* _Materials provided_:

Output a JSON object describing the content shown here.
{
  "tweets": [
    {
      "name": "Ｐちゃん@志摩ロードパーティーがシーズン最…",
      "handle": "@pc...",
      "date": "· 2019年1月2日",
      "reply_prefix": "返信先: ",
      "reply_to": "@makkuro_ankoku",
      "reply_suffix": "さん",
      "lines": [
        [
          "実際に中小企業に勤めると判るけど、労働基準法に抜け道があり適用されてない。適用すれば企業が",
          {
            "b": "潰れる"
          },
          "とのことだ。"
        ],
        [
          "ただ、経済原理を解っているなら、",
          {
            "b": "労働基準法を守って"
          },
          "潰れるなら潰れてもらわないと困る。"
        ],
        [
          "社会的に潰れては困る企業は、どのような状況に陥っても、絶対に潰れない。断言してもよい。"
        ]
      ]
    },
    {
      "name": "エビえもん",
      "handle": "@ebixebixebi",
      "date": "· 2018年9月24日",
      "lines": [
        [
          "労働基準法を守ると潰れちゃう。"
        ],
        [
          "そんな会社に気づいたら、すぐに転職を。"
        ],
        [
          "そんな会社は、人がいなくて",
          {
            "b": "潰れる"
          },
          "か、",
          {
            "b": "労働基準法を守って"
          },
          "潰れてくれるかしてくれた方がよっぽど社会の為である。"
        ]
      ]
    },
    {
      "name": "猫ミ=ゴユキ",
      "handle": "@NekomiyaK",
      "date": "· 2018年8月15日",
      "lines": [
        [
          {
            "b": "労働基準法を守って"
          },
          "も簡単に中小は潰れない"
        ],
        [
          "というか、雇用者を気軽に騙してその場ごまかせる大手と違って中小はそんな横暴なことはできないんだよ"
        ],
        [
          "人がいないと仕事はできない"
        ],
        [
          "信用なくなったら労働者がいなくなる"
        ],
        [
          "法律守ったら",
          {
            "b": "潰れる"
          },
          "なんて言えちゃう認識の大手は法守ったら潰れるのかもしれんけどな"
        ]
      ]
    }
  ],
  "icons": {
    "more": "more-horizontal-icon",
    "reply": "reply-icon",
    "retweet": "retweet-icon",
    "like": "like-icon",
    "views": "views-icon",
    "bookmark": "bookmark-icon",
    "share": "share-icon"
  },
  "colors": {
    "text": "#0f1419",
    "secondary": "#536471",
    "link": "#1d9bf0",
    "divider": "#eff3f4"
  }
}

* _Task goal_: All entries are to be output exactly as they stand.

* _Output_:
Output a JSON object describing the content shown here.
{
  "tweets": [
    {
      "name": "Ｐちゃん@志摩ロードパーティーがシーズン最…",
      "handle": "@pc...",
      "date": "· 2019年1月2日",
      "reply_prefix": "返信先: ",
      "reply_to": "@makkuro_ankoku",
      "reply_suffix": "さん",
      "lines": [
        [
          "実際に中小企業に勤めると判るけど、労働基準法に抜け道があり適用されてない。適用すれば企業が",
          {
            "b": "潰れる"
          },
          "とのことだ。"
        ],
        [
          "ただ、経済原理を解っているなら、",
          {
            "b": "労働基準法を守って"
          },
          "潰れるなら潰れてもらわないと困る。"
        ],
        [
          "社会的に潰れては困る企業は、どのような状況に陥っても、絶対に潰れない。断言してもよい。"
        ]
      ]
    },
    {
      "name": "エビえもん",
      "handle": "@ebixebixebi",
      "date": "· 2018年9月24日",
      "lines": [
        [
          "労働基準法を守ると潰れちゃう。"
        ],
        [
          "そんな会社に気づいたら、すぐに転職を。"
        ],
        [
          "そんな会社は、人がいなくて",
          {
            "b": "潰れる"
          },
          "か、",
          {
            "b": "労働基準法を守って"
          },
          "潰れてくれるかしてくれた方がよっぽど社会の為である。"
        ]
      ]
    },
    {
      "name": "猫ミ=ゴユキ",
      "handle": "@NekomiyaK",
      "date": "· 2018年8月15日",
      "lines": [
        [
          {
            "b": "労働基準法を守って"
          },
          "も簡単に中小は潰れない"
        ],
        [
          "というか、雇用者を気軽に騙してその場ごまかせる大手と違って中小はそんな横暴なことはできないんだよ"
        ],
        [
          "人がいないと仕事はできない"
        ],
        [
          "信用なくなったら労働者がいなくなる"
        ],
        [
          "法律守ったら",
          {
            "b": "潰れる"
          },
          "なんて言えちゃう認識の大手は法守ったら潰れるのかもしれんけどな"
        ]
      ]
    }
  ],
  "icons": {
    "more": "more-horizontal-icon",
    "reply": "reply-icon",
    "retweet": "retweet-icon",
    "like": "like-icon",
    "views": "views-icon",
    "bookmark": "bookmark-icon",
    "share": "share-icon"
  },
  "colors": {
    "text": "#0f1419",
    "secondary": "#536471",
    "link": "#1d9bf0",
    "divider": "#eff3f4"
  }
}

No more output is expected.